  1. Phishing. Phishing is a type of cyber attack that combines email and social engineering to entice victims. Phishing emails often appear to come from a known organization or individual, tricking the recipient into clicking on a link or opening an attachment that contains malicious code. Once this code runs, the computer may become infected with malware. Phishing scams have branched out from email and may arrive in the form of a text message.

  2. Endpoint Attacks. With many resources living in the Cloud and workstations being spread out for remote working, hackers have more possible targets for an attack. In endpoint attacks, hackers may infiltrate a personal device (such as a laptop, desktop, tablet or mobile phone) and use it to steal information from your organization. If your business has a “bring your own device” policy in place, requiring these devices to meet security standards before allowing network access can help prevent endpoint attacks.

  3. Ransomware. Ransomware is a type of malware that is so destructive that it merits its own category. It takes over your computer and encrypts your data, refusing you access to it until a ransom is paid. Ransomware attacks are on the rise across the world, with notable impacts to the title industry, such as the ransomware attack that hit Baltimore in 2019 and brought a halt to closings. Like malware, ransomware can be introduced through phishing emails or infected websites, so avoid clicking on suspicious links in texts or spam.

  4. Patch Management. Software and hardware that we use daily is being poked and prodded by hackers in an attempt to find a “hole” or vulnerability that will provide them access to information. When manufacturers find out about vulnerabilities in their products, they often release patches for users to install to close the hole. These patches are vital in keeping businesses safe, but they are often ignored by users or can fall to the wayside for busy IT teams. If your technology remains unpatched, your business is exposed to many known cybersecurity threats.

By taking proactive steps like the ones below, you can help protect your business from cyber criminals.

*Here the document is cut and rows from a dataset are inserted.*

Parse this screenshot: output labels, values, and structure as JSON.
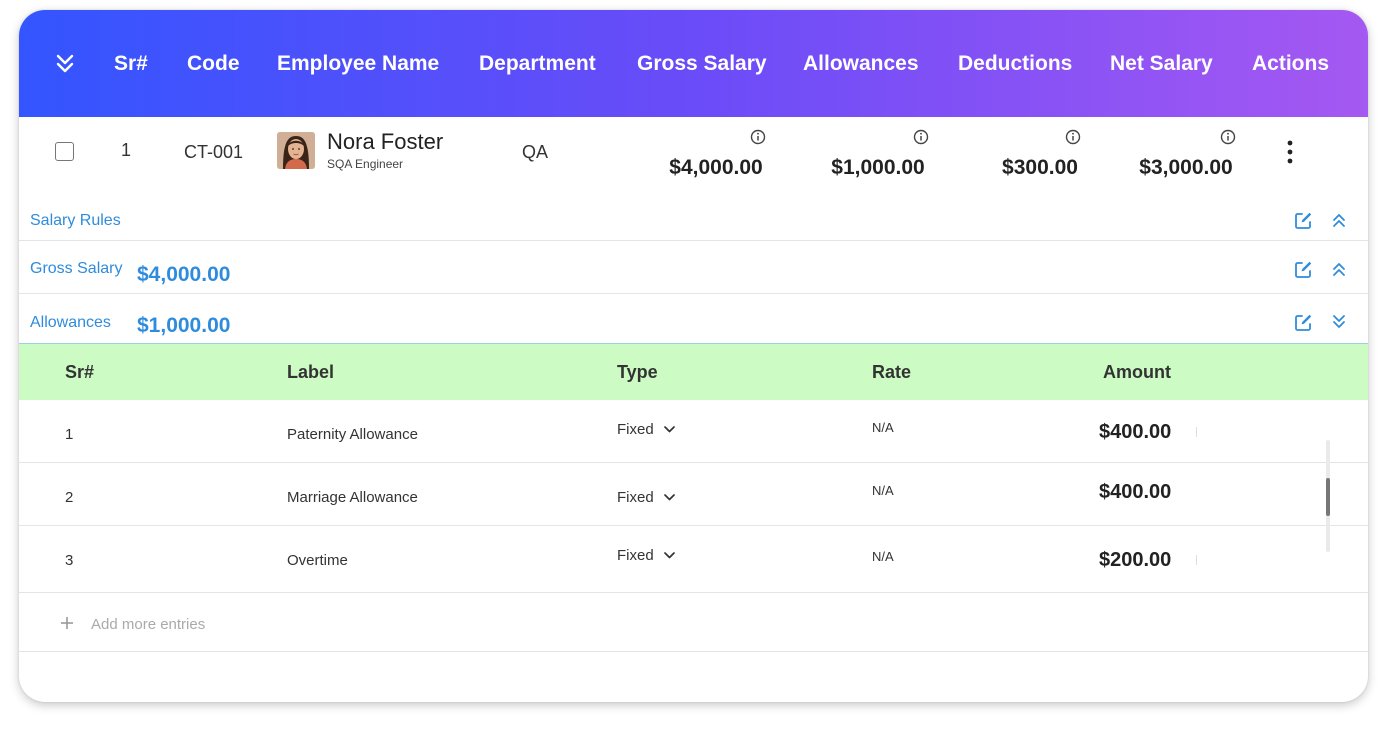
{
  "header": {
    "columns": {
      "sr": "Sr#",
      "code": "Code",
      "employee_name": "Employee Name",
      "department": "Department",
      "gross_salary": "Gross Salary",
      "allowances": "Allowances",
      "deductions": "Deductions",
      "net_salary": "Net Salary",
      "actions": "Actions"
    },
    "icons": {
      "toggle": "chevron-double-down-icon"
    }
  },
  "employee": {
    "sr": "1",
    "code": "CT-001",
    "name": "Nora Foster",
    "role": "SQA Engineer",
    "department": "QA",
    "gross_salary": "$4,000.00",
    "allowances": "$1,000.00",
    "deductions": "$300.00",
    "net_salary": "$3,000.00",
    "icons": {
      "info": "info-icon",
      "actions": "kebab-menu-icon"
    }
  },
  "salary_rules": {
    "label": "Salary Rules",
    "gross": {
      "label": "Gross Salary",
      "value": "$4,000.00"
    },
    "allowances": {
      "label": "Allowances",
      "value": "$1,000.00"
    }
  },
  "allowance_table": {
    "headers": {
      "sr": "Sr#",
      "label": "Label",
      "type": "Type",
      "rate": "Rate",
      "amount": "Amount"
    },
    "rows": [
      {
        "sr": "1",
        "label": "Paternity Allowance",
        "type": "Fixed",
        "rate": "N/A",
        "amount": "$400.00"
      },
      {
        "sr": "2",
        "label": "Marriage Allowance",
        "type": "Fixed",
        "rate": "N/A",
        "amount": "$400.00"
      },
      {
        "sr": "3",
        "label": "Overtime",
        "type": "Fixed",
        "rate": "N/A",
        "amount": "$200.00"
      }
    ],
    "add_label": "Add more entries"
  },
  "colors": {
    "gradient_start": "#3355ff",
    "gradient_end": "#a558f2",
    "accent": "#2f8cdc",
    "table_header": "#ccfcc4"
  }
}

  • Train your employees: Teach your employees how to do things like spot phishing emails and texts, avoid suspicious downloads, protect sensitive information and create strong passwords.
  • Secure your networks: Safeguard your information by using a firewall, encryption, and secure wi-fi network.
  • Require strong passwords: Improve your cybersecurity with password requirements, such as 10 characters or more and a mix of uppercase and lowercase letters, numbers, and special characters in the password.
  • Use multifactor authentication: Require additional information to access sensitive information, such as a security code sent to your phone.
  • Invest in a cybersecurity team: One of the best ways to protect your business is by employing professional help. Finding and maintaining employees dedicated to keeping your company digitally secure is a huge step toward long-term cybersecurity.